Though Thor’s muscles are resplendent in Marvel’s latest film, his heart isn’t in it.
By far the most arresting character in Thor: Love and Thunder, the twenty-bajillionth Marvel movie, is the splendidly named villain Gorr the God Butcher. Bald, covered in scars, and draped in monklike robes, Gorr (played by Christian Bale) is a vengeful wraith who wields a mystical blade and has only one goal in mind: killing gods. Any deity he can get his hands on, no matter the faith or civilization they belong to. Gorr’s philosophy is that these immortal beings have grown complacent, doing nothing to help their followers and instead basking in their faded glory. His solution is simple: total annihilation. He may well have the right idea.
Within the Marvel Cinematic Universe, gods are merely another brand of hero, superhumans imbued with ancient powers for unknown reasons. Thor may be a real Norse deity, but he’s also a caped, lantern-jawed hunk played by Chris Hemsworth who counts Captain America and the Hulk among his best pals. Love and Thunder is Thor’s fourth solo movie, and Hemsworth’s ninth Marvel film appearance overall. The charismatic Australian actor shows no sign of slowing down, cheerfully popping up as often as he can to swing his big hammer around. And I’ve wholeheartedly enjoyed the performance. But Love and Thunder is such a hasty-feeling mess of a movie, it might get the viewer to come around to Gorr’s bloodthirsty perspective.
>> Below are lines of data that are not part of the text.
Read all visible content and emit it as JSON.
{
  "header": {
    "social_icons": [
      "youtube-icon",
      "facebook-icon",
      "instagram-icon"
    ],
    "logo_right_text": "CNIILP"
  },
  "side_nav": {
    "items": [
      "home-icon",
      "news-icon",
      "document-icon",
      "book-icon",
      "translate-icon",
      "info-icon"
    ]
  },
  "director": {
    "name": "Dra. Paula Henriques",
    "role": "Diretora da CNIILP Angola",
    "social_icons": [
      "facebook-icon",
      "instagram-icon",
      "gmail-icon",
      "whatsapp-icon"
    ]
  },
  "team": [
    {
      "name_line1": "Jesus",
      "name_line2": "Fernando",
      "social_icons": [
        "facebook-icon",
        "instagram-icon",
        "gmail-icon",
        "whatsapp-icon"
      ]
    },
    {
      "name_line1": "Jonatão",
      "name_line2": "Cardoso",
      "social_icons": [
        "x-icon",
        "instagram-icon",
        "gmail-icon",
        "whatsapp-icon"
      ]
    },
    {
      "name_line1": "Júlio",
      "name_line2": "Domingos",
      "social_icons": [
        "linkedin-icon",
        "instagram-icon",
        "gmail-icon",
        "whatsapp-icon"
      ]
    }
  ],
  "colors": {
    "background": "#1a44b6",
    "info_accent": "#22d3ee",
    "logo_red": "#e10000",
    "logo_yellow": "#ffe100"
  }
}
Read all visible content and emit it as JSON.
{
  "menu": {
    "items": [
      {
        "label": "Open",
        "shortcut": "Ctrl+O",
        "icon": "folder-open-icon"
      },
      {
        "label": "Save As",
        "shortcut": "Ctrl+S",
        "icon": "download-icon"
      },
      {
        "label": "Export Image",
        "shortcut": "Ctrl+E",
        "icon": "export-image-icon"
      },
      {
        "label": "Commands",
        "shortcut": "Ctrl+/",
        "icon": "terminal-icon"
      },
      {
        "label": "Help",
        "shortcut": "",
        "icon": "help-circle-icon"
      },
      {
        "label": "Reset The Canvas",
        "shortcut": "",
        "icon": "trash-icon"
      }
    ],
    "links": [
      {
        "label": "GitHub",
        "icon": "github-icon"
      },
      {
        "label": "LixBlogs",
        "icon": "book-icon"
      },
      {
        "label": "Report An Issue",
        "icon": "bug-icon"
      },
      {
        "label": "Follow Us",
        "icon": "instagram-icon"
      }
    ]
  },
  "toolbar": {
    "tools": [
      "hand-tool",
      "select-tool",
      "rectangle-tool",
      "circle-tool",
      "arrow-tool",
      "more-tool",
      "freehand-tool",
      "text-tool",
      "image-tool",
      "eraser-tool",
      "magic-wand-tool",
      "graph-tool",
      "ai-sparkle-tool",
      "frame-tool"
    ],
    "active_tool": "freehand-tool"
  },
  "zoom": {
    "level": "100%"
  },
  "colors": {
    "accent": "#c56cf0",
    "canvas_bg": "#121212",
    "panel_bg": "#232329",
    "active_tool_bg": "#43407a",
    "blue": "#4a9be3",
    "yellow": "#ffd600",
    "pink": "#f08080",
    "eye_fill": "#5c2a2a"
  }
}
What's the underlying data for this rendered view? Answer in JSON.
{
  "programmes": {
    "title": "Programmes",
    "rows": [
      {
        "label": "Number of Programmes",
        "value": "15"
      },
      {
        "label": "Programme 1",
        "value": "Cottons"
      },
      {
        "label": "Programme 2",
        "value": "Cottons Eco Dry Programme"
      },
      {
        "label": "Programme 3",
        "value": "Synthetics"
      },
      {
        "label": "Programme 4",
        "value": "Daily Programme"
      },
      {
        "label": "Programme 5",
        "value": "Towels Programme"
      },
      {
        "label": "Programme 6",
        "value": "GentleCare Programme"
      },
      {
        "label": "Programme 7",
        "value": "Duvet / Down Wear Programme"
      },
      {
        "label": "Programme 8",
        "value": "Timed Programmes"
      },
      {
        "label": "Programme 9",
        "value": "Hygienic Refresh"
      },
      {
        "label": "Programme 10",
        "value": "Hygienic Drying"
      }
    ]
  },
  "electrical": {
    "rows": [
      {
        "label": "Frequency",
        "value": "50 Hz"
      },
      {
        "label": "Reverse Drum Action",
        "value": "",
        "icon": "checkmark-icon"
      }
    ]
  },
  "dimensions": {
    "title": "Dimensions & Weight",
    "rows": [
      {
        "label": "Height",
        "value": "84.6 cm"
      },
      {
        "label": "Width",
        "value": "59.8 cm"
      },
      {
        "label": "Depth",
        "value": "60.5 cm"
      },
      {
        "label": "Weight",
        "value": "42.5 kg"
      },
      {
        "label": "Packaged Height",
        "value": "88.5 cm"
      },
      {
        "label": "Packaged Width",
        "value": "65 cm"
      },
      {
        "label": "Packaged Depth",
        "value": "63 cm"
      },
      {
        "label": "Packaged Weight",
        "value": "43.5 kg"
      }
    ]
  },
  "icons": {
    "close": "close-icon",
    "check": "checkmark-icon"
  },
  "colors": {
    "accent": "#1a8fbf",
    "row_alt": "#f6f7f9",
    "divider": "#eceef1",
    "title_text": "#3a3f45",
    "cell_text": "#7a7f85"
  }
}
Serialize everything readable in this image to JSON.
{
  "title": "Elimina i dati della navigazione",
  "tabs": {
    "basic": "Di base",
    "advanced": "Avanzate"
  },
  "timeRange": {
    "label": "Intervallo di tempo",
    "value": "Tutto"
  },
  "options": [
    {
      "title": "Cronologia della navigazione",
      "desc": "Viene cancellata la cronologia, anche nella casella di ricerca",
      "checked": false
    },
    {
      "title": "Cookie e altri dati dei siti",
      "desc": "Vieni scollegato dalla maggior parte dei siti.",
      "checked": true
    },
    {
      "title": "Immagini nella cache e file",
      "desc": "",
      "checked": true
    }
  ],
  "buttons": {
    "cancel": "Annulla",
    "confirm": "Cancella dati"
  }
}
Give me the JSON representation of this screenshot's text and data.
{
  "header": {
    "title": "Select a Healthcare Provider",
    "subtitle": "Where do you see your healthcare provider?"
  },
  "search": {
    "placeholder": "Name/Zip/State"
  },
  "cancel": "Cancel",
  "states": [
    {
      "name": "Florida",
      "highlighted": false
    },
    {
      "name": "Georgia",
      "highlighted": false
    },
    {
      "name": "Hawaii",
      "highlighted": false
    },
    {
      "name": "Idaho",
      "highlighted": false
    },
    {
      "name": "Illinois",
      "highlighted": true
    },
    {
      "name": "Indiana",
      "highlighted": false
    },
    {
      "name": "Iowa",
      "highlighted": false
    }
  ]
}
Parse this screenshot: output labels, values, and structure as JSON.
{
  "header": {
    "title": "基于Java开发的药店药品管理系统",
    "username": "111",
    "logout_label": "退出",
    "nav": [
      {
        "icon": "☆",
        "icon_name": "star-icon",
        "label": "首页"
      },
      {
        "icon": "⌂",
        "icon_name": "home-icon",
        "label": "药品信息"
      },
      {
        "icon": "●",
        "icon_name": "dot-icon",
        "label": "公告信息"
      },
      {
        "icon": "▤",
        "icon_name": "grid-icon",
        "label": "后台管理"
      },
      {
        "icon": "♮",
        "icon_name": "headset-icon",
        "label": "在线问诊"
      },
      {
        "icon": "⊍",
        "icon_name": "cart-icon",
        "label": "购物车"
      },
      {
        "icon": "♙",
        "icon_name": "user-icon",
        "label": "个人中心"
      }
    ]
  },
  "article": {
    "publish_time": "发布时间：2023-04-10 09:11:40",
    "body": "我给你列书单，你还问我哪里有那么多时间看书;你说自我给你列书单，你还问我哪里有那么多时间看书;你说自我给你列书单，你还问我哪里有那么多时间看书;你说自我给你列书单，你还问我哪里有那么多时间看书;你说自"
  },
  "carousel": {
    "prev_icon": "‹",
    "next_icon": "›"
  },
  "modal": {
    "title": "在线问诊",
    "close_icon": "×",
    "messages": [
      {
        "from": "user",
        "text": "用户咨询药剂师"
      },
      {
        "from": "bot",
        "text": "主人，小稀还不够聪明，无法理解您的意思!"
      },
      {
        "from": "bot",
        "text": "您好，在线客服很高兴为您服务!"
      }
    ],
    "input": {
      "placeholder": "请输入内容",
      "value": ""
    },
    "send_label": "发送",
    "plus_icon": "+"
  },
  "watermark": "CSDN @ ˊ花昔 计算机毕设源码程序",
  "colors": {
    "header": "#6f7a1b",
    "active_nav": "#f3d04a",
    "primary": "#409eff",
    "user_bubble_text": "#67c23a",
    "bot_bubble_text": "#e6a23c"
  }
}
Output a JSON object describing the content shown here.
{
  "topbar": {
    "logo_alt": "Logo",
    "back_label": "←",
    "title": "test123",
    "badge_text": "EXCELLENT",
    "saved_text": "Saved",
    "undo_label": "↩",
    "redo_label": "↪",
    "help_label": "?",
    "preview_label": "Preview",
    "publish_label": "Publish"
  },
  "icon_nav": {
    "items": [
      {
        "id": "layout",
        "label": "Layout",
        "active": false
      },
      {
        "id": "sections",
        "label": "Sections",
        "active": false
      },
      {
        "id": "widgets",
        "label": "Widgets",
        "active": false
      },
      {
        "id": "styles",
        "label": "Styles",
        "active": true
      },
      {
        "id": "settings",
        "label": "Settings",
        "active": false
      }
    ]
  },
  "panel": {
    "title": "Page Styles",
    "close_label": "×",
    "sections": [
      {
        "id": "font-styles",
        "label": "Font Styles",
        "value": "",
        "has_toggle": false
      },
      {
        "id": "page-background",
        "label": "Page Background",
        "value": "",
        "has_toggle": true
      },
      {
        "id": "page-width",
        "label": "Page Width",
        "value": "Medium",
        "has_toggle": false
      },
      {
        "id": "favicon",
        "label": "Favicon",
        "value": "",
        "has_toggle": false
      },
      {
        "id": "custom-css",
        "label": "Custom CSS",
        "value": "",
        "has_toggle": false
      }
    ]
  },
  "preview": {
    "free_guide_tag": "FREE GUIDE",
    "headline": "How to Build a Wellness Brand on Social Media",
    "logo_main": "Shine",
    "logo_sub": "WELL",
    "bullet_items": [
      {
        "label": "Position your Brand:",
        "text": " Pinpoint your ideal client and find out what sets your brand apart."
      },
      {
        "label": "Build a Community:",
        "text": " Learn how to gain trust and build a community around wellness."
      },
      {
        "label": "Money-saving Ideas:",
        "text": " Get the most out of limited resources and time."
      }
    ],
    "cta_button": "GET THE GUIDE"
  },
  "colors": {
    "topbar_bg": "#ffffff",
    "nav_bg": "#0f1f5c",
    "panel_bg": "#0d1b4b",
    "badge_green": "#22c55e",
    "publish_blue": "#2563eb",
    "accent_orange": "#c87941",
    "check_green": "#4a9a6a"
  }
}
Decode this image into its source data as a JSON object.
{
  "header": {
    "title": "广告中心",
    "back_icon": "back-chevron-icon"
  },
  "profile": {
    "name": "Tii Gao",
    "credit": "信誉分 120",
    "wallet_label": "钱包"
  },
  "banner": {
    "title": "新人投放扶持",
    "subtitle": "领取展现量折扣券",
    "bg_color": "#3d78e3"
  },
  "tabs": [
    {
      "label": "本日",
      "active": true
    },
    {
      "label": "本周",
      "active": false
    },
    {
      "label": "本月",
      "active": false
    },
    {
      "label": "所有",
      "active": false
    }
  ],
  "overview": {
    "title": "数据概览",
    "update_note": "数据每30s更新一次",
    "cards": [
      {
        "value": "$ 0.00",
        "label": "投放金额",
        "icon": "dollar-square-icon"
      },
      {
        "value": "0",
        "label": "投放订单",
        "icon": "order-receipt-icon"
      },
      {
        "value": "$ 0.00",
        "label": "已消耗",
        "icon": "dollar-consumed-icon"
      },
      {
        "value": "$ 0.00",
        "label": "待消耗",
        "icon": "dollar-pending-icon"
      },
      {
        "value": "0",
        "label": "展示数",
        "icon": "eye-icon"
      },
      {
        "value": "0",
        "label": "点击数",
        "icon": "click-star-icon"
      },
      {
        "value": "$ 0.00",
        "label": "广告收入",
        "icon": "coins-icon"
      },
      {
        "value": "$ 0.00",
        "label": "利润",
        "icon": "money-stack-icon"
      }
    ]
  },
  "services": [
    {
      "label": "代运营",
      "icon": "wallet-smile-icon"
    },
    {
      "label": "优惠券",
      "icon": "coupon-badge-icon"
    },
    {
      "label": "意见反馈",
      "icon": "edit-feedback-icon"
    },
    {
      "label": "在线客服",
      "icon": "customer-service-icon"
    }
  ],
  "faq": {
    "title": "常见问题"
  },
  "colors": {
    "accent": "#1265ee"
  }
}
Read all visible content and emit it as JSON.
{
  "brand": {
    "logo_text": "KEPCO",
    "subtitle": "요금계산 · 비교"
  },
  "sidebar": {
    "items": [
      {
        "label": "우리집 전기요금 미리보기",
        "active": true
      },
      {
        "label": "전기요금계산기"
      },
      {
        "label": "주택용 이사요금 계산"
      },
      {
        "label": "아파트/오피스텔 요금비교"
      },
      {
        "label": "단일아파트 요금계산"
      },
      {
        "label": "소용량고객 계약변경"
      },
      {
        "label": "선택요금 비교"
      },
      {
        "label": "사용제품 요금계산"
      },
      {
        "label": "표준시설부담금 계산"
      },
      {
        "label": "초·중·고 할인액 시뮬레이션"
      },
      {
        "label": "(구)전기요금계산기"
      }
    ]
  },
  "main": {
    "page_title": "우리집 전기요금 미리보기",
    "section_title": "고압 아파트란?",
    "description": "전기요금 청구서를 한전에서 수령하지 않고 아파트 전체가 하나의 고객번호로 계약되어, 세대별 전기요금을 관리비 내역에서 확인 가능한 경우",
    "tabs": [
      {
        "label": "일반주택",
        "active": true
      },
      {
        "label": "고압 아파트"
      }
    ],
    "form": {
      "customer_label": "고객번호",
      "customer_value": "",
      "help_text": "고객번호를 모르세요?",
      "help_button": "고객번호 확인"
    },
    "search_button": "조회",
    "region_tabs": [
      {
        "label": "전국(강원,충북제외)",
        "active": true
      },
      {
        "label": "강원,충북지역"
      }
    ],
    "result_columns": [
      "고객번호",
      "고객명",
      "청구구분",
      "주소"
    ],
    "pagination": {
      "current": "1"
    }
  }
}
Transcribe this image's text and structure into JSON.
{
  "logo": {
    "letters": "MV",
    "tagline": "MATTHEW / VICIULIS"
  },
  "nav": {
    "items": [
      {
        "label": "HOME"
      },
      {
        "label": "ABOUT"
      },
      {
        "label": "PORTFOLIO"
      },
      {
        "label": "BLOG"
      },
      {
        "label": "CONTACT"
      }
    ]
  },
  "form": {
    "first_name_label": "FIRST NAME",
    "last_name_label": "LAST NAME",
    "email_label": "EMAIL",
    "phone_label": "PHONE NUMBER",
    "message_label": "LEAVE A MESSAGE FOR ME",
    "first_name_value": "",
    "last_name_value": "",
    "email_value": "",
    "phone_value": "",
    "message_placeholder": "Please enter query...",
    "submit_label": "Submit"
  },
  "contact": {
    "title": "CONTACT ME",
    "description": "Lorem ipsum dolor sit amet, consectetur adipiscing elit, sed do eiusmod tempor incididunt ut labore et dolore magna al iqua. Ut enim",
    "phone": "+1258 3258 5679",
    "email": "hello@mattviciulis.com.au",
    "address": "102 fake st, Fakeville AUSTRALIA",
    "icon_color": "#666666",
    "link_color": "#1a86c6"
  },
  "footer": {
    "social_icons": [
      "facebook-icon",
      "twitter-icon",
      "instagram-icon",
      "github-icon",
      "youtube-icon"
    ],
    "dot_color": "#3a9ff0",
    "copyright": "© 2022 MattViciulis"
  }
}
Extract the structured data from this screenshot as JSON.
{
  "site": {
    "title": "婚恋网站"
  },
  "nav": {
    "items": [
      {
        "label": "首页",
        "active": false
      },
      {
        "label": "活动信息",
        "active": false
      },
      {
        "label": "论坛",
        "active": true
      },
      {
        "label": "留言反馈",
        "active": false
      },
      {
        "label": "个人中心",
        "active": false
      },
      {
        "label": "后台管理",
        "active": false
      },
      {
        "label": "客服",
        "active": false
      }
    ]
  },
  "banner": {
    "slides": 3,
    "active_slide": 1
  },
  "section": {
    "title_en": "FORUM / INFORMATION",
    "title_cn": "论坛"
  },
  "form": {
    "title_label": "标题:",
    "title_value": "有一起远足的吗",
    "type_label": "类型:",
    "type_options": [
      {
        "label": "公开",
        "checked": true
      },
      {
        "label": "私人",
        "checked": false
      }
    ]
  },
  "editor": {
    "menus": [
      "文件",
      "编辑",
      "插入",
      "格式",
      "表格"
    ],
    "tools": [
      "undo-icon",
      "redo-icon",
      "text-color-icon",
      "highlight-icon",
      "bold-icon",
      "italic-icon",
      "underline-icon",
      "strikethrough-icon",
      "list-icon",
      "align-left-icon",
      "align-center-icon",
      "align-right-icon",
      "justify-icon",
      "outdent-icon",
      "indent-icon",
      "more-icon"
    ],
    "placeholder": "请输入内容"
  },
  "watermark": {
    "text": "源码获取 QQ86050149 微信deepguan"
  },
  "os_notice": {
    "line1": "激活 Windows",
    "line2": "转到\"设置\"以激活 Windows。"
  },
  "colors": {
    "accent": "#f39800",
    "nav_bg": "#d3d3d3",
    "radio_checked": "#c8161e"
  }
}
His most senior ministers are getting off the carousel of chaos because they just don’t see him governing the country.
Don’t stop me just because you’ve heard this story before, but Prime Minister Boris Johnson is once again fighting for his political life. And once again, this time it might be the end. After yet another scandal, once again made worse by an absurdly stupid cover-up, two very senior members of Johnson’s government—his finance minister and his health minister—quit in disgust.
Is the game really up, then? For anyone else, the answer would surely be yes. For Johnson, a man impervious to shame, who knows? The answer is probably, though there remains a slim chance that he finds a way to ride it out. Either way, the point is this: Britain is no longer being governed.
The U.K. today is a country without direction, without an idea, and without a government capable of governing. It is a country run by a man whose sole purpose is to remain in his post, supported by people whose sole purpose is to stick around, either because they would not make it into any other government or because they have decided that sticking around is the best way to get Johnson’s job themselves.